Kelli and her husband and children (which they had using artificial insemination) are living in St. Charles, Missouri. I am attempting to contact her to catch up, but here is a story about Kelli that appeared in a Dewitt, Iowa newspaper five years ago.
There are still many people who are shunned and lose their jobs when they acquire HIV. Please help the DeLaCerda House by donating a few dollars to help support these people. It was Robb’s great passion in the last few months of his life. Follow this link and click on the Donate button on the right side of the page.
On September 13, 1995, this episode of Robb’s Life aired on WHBF-TV. Robb had been very sick the week before, and he and his parents, Lorney and Hattie Dussliere, realized they needed to select a headstone for their grave and check that item off the to-do list.
Robb barely smiled during this video shoot at Moline Monument, although you can hear him laugh during his first comment about the three of them agreeing “quickly for a change.” It was obvious he was not feeling well.
Help keep Robb’s legacy alive! Donate to the DeLaCerda House and help provide shelter and support for homeless HIV and AIDS clients. Go to www.delacerdahouseinc.org and click on the “Donate” button on the right side of the page.
Robb prepares for a scoping procedure in September, 1995.
In early September, 1995, Robb Dussliere was in continuous pain from a throat infection. He was also running a fever.
Dr. Louis Katz arranged for Robb to go to Genesis for a scoping procedure.
It was obvious that Robb’s health had declined in the five months since we began our series. His eyes have the appearance of someone who is ill, and it appears he has lost weight. But he continues to push on, meeting everything with a matter-of-fact attitude.
I was surprised and grateful for the unusual access I was given with my camcorder in the hospital.
Donate to the DeLaCerda House and help keep Robb’s legacy alive.

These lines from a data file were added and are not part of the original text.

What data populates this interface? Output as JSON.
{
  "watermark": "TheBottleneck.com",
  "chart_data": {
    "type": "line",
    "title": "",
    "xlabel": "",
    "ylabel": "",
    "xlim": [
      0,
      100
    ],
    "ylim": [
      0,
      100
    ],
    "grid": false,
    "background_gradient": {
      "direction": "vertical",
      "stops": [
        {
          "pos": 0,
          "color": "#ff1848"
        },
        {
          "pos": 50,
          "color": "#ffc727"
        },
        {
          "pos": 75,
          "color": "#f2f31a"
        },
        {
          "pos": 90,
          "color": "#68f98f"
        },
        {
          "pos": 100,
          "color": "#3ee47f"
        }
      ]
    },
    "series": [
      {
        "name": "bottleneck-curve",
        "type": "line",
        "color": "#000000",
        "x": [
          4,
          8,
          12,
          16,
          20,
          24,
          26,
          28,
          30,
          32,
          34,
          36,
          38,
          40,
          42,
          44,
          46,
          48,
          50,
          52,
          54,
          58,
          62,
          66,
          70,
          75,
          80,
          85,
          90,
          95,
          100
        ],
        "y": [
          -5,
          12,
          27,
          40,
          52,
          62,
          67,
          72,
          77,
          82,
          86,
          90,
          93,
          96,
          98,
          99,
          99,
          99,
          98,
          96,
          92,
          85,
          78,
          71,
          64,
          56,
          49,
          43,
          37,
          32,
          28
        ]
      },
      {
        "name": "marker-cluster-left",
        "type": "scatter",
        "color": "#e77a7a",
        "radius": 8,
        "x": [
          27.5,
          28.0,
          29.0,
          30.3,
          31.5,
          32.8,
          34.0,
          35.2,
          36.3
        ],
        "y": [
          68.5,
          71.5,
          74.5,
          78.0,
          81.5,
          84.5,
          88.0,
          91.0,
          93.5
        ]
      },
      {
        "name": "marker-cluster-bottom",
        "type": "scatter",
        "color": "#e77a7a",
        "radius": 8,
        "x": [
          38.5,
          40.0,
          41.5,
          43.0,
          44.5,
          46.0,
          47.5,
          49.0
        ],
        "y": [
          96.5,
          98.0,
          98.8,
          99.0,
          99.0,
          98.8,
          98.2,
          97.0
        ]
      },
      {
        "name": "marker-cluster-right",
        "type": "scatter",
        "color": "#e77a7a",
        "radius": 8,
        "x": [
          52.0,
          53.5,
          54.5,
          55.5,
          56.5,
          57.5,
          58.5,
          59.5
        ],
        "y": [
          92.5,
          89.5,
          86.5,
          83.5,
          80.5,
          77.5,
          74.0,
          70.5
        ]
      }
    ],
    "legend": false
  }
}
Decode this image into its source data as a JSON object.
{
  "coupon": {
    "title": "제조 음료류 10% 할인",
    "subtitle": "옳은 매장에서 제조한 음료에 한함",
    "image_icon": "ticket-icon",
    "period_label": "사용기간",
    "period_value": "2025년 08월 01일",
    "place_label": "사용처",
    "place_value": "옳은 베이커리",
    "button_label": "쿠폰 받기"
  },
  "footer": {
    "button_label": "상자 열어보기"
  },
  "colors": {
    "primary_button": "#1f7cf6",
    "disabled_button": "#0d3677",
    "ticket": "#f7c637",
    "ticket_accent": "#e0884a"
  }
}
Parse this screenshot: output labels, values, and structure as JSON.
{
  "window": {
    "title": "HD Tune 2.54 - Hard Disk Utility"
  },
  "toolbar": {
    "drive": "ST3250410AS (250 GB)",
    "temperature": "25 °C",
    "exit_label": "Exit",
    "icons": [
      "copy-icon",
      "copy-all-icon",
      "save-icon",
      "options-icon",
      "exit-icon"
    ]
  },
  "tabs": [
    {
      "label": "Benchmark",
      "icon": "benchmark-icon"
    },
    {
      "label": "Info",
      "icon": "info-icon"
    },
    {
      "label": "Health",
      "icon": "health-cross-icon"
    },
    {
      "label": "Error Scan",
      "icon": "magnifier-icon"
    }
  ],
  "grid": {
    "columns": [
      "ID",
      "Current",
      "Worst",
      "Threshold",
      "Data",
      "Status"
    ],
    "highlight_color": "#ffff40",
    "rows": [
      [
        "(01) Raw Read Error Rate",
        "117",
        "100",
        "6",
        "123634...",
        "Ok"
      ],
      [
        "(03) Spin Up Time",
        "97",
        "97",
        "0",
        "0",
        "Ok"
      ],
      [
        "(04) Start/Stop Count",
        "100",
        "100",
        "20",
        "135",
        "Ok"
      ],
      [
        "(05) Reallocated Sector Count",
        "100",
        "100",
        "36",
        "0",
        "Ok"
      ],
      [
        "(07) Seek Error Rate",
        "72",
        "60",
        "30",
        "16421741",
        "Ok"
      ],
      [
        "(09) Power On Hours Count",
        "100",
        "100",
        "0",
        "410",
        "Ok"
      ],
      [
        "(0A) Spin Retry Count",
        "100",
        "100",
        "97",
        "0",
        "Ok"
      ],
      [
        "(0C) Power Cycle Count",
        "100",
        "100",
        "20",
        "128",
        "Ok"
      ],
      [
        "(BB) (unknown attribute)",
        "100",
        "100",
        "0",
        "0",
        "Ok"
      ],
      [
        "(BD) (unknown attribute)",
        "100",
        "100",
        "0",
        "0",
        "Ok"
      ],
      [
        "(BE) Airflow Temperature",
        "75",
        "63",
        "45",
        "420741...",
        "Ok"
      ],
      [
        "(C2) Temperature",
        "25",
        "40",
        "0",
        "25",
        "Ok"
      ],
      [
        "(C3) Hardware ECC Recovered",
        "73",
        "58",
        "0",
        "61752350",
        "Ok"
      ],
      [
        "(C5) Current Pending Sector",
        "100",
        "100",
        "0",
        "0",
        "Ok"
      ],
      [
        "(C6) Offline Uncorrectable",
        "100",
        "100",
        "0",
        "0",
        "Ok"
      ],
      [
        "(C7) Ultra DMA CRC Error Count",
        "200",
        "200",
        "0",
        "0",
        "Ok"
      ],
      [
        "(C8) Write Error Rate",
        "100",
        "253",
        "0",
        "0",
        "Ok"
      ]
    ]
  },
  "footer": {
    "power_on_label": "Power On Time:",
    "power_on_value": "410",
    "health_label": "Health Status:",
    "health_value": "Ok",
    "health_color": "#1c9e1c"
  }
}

Please donate a few dollars to help support homeless HIV and AIDS clients in the Quad Cities. Go to www.delacerdahouseinc.org and click on the “Donate” button on the right side of the page. On behalf of Robb, thank you.
Robb and his brother, John Dussliere.
Robb’s younger brother, John Dussliere, came to visit in late August, 1995. Robb’s health was starting to yo-yo every day, feeling fine earlier in the day and sometimes feeling bad later.
They loved to jet-ski, so they took one out to the Mississippi River and enjoyed the day.
Robb later believed he picked something up in the river that day that caused him to begin spiraling downward. With virtually no immune system remaining, it was a possibility.
This story aired on WHBF-TV on the 10:00 news, August 28, 1995.
Robb was dedicated to providing shelter and support to homeless people living with HIV and AIDS in the Quad Cities area. Please help keep Robb’s legacy alive by donating a few dollars to the DeLaCerda House. Follow this link — www.delacerdahouseinc.org — and click on the Donate button on the right side of the page. Thank you.